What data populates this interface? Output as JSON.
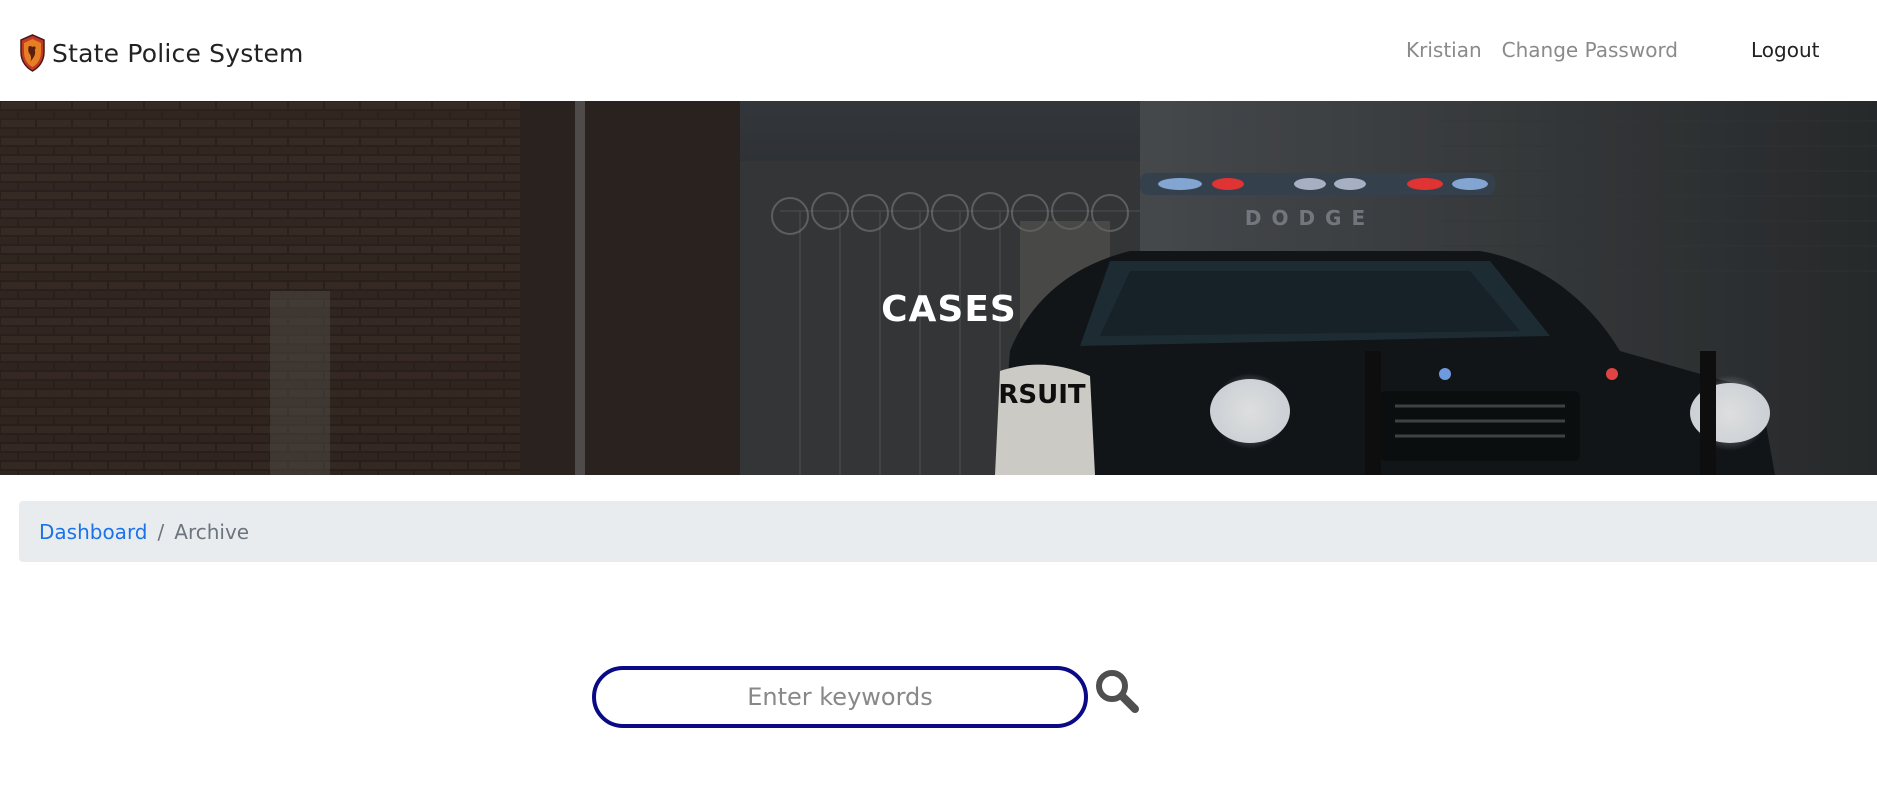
{
  "navbar": {
    "brand_name": "State Police System",
    "user_name": "Kristian",
    "change_password_label": "Change Password",
    "logout_label": "Logout"
  },
  "hero": {
    "title": "CASES"
  },
  "breadcrumb": {
    "items": [
      {
        "label": "Dashboard",
        "link": true
      },
      {
        "label": "Archive",
        "link": false
      }
    ],
    "separator": "/"
  },
  "search": {
    "placeholder": "Enter keywords",
    "value": "",
    "icon": "search-icon"
  },
  "colors": {
    "accent_link": "#1a73e8",
    "search_border": "#0a0a87",
    "breadcrumb_bg": "#e9ecef"
  }
}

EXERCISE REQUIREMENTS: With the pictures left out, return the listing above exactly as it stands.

ANSWER TO THE PROBLEM:
What data populates this interface? Output as JSON.
{
  "navbar": {
    "brand_name": "State Police System",
    "user_name": "Kristian",
    "change_password_label": "Change Password",
    "logout_label": "Logout"
  },
  "hero": {
    "title": "CASES"
  },
  "breadcrumb": {
    "items": [
      {
        "label": "Dashboard",
        "link": true
      },
      {
        "label": "Archive",
        "link": false
      }
    ],
    "separator": "/"
  },
  "search": {
    "placeholder": "Enter keywords",
    "value": "",
    "icon": "search-icon"
  },
  "colors": {
    "accent_link": "#1a73e8",
    "search_border": "#0a0a87",
    "breadcrumb_bg": "#e9ecef"
  }
}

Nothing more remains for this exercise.